→ **Exercise**
Your answer should be the number of lines in the listing that hold the string "Extraction", with no other words.

→ **Material supplied**
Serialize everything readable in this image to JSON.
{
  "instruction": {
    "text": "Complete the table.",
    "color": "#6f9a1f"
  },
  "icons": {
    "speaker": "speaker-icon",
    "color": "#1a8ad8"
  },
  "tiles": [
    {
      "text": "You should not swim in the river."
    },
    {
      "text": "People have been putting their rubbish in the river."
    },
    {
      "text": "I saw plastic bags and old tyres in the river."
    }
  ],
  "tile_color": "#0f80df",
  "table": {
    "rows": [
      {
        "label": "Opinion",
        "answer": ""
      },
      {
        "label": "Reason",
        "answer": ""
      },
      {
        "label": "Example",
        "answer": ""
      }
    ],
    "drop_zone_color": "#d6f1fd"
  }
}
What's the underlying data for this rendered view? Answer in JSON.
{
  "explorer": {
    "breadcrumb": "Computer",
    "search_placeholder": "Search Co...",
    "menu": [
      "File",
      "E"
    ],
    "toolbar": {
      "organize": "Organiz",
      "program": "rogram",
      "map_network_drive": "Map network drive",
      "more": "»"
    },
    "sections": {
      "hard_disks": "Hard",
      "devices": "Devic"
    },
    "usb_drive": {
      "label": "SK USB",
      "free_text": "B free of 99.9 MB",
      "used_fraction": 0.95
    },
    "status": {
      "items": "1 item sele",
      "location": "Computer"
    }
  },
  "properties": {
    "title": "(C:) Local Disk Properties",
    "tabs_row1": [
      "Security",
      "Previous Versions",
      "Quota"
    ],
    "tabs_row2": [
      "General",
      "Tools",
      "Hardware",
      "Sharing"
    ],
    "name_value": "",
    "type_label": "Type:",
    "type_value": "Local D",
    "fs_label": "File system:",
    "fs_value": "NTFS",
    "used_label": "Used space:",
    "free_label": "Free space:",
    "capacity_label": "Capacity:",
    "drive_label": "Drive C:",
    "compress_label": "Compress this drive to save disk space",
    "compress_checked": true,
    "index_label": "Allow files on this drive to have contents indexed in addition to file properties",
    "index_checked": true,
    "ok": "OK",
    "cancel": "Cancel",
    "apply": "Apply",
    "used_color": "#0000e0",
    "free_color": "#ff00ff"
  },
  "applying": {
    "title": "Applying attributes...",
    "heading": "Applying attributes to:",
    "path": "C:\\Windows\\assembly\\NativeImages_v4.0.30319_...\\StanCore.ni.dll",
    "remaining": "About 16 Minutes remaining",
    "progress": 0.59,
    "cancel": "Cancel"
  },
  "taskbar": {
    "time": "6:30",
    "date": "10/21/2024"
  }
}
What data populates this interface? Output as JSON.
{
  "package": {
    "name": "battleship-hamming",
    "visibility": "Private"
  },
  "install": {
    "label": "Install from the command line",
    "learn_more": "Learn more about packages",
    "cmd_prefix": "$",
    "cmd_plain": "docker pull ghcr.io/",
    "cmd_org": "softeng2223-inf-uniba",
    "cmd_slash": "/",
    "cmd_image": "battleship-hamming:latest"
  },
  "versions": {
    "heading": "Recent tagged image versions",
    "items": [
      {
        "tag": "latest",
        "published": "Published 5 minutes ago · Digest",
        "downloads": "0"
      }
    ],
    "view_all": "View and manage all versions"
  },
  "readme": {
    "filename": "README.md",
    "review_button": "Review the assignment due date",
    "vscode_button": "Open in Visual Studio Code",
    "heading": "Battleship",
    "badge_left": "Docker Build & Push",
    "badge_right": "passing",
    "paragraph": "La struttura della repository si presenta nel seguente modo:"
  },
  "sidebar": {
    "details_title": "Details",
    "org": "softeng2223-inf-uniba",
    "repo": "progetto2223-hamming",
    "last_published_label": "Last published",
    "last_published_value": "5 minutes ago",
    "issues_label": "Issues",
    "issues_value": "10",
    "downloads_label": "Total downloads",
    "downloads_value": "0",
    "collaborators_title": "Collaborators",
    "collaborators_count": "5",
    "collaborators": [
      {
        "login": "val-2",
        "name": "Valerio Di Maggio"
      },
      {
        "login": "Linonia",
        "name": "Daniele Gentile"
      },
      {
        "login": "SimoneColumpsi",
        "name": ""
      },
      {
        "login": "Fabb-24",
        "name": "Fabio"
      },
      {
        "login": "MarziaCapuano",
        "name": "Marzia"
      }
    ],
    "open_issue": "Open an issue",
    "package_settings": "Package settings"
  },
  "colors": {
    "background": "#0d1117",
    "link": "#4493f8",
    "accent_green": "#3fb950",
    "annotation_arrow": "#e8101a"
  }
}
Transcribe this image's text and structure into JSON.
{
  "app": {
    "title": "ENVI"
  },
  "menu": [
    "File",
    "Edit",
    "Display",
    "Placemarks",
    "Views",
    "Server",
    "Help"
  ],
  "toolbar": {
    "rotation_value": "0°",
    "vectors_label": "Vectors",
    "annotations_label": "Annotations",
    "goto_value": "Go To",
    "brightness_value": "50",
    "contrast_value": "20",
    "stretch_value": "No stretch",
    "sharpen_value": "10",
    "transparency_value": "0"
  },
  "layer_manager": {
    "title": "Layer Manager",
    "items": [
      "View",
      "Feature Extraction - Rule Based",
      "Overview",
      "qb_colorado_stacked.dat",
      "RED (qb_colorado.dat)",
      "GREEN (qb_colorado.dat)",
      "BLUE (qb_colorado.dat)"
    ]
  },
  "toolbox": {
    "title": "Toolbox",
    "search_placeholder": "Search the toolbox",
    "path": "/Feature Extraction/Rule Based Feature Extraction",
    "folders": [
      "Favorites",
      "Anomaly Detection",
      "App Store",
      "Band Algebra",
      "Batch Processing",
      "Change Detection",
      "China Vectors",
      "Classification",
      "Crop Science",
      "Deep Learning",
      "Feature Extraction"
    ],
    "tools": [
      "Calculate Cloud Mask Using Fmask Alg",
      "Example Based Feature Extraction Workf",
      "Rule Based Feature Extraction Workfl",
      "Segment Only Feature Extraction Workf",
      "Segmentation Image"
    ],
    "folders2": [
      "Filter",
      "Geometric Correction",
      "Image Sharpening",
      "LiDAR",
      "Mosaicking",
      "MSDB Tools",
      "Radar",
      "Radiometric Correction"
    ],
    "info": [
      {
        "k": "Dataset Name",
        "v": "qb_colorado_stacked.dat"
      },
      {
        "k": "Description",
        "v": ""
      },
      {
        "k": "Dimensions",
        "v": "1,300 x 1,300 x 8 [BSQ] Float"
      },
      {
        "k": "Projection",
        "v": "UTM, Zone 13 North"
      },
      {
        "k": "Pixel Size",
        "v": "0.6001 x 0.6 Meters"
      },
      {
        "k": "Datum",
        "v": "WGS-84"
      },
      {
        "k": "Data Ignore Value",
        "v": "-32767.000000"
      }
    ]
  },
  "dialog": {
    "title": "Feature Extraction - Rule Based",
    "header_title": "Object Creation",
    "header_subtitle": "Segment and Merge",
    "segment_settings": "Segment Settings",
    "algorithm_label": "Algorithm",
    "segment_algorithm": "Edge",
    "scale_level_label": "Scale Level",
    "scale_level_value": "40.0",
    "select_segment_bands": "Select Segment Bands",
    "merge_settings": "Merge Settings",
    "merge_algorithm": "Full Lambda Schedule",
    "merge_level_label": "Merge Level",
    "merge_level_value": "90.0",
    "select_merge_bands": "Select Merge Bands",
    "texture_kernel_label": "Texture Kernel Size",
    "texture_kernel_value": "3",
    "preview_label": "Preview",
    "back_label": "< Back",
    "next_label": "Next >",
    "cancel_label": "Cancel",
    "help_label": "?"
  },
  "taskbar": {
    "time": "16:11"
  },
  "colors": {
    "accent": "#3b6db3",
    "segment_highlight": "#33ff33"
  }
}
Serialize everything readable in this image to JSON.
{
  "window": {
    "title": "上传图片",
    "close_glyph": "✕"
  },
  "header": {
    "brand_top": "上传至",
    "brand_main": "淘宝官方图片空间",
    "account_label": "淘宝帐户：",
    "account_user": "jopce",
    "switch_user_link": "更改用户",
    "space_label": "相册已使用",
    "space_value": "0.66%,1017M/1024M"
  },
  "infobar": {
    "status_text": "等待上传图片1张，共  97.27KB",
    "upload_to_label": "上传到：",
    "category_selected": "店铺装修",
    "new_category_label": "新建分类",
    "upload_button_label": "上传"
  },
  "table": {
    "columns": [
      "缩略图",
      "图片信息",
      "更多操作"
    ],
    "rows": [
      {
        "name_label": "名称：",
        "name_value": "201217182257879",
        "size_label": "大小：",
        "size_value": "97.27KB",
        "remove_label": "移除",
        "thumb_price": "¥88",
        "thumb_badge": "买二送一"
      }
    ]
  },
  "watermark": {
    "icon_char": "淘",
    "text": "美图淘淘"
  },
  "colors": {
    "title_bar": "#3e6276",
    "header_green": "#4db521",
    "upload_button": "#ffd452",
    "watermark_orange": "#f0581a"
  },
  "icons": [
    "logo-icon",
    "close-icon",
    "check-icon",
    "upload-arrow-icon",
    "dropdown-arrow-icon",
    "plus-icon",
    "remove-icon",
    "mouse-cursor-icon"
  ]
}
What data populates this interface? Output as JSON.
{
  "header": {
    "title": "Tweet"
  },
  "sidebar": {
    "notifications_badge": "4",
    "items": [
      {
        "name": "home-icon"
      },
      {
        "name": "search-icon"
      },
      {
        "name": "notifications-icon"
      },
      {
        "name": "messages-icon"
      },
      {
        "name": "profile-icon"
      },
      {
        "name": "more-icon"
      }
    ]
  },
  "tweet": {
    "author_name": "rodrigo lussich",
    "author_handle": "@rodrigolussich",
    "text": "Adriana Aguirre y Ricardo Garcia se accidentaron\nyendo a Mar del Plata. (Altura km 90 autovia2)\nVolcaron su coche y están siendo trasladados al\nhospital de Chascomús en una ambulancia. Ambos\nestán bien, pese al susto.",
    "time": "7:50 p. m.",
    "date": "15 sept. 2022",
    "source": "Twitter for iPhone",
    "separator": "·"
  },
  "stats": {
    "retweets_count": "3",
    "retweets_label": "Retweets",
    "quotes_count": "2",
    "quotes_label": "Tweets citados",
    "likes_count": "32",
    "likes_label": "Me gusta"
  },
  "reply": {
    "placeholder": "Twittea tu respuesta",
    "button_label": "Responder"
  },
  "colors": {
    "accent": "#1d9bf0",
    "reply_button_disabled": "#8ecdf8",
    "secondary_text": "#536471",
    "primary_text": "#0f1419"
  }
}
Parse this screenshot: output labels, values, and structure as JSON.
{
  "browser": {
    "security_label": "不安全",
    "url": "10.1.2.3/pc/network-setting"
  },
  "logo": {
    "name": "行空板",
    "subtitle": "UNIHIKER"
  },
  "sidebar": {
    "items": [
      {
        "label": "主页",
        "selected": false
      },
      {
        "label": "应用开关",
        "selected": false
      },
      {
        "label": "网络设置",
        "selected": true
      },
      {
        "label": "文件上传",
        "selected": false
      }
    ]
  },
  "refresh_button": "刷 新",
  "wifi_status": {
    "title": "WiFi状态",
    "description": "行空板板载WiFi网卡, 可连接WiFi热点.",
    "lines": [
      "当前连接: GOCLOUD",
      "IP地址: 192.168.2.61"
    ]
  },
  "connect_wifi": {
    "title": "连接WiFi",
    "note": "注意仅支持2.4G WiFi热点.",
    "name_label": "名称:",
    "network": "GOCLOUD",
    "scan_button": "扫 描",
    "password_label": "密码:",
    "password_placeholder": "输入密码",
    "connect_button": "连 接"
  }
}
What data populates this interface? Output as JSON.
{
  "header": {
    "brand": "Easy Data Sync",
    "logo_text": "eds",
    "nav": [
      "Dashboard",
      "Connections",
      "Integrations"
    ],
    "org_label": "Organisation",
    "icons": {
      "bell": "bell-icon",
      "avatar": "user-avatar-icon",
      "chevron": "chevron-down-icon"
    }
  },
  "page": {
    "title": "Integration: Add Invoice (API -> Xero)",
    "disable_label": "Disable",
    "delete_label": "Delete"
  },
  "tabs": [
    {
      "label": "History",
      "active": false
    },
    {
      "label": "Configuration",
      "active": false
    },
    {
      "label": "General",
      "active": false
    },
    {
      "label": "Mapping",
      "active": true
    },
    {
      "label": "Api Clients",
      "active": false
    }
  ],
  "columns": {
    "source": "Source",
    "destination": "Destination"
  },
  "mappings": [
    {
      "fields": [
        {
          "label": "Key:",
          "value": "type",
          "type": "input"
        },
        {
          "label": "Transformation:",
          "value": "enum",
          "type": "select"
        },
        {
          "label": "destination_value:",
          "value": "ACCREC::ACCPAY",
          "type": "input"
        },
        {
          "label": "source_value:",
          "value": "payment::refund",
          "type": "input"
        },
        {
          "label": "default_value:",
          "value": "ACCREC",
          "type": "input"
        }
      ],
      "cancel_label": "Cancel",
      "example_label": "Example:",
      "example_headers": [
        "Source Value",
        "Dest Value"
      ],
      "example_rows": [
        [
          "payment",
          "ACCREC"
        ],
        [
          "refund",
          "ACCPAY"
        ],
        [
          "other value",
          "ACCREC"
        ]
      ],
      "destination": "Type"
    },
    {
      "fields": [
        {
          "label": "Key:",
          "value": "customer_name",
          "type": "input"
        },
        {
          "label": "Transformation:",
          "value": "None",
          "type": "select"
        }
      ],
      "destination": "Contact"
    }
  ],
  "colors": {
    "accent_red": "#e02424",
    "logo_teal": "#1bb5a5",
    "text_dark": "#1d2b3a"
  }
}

→ **Output below**
7